But the third and final memory was by far the best and the most revealing. Over Jacks seventy-two year life span, he was notorious for staging his own birthday parties. An annual event he had been doing from a very early age...I am told since about eight. But as his 72 anniversary rolled around he bowed to the requests of his long time friends to let them honor him. We met at Rosemary Cafe on Main Street in Vanvouver, Washington on a Sunday afternoon in late October 2009. Jack had been battling kidney cancer for several months and despite his condition, his wit and humor were firmly intact. About forty of us took turns relating our connection to Jack and shared the gift of how we came to love him. The testiments spanned his entire lifetime including his oldest and drearest friend from childhood. What could have been a sad and sober afternoon reached a climax often emulated in the theatre but seldom reached. The great examples of comedy are built around a trio of moments. Stck that holds our focus and builds in waves to that moment when it erupts into extended waves of laughter. Here was Jack sitting with a party hat on his head. A cross between a dunce's hat and Merlin's magic...He was at ease with both in this instance. Someone had given him a prayer shawl perhaps to comfort him in this final performance and Jack would have none of it. He raised the shawl to place it over his hat and it wouldn't go, he raised it twice to see if it was playing to the house and then with a twinkle in his eye he broke the fourth wall and looked directly at me as he went for it the third time he brought down the house.

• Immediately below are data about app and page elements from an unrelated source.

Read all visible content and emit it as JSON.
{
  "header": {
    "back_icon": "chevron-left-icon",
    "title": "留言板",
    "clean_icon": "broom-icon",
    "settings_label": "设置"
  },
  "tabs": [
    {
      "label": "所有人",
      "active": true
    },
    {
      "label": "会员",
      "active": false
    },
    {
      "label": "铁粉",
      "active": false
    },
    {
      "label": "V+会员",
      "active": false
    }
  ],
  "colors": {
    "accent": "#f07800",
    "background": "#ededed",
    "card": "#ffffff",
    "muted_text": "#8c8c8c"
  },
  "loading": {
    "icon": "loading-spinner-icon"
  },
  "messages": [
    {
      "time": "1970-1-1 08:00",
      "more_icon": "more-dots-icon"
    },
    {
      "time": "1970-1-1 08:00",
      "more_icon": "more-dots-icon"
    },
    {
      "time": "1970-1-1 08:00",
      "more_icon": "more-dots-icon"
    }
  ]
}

Jack Booch was as errascable as they come. He pulled no punches, and the thought of tempering his politically incorrect utterances was something he never considered. It was refreshing to hear the truth uttered from a sage of the thatre. Early in his life Jack Booch was the director of The Portland Civic Theatre from 1966-1969.

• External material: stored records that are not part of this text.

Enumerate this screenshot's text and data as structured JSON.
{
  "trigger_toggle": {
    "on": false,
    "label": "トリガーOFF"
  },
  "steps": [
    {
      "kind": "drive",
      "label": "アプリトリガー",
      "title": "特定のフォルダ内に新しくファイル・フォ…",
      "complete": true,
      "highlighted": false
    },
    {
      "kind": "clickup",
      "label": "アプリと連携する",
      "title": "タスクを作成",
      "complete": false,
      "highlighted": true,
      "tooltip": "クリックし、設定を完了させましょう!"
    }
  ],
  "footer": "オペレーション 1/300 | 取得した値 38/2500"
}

A graduate of Reed College Jack Booch was born in Birmingham, Alabama on November 14, 1936 and passed away in Portland, Oregon on February 11, 2010

Missing and Remembering Jack
Llewellyn J. Rhoe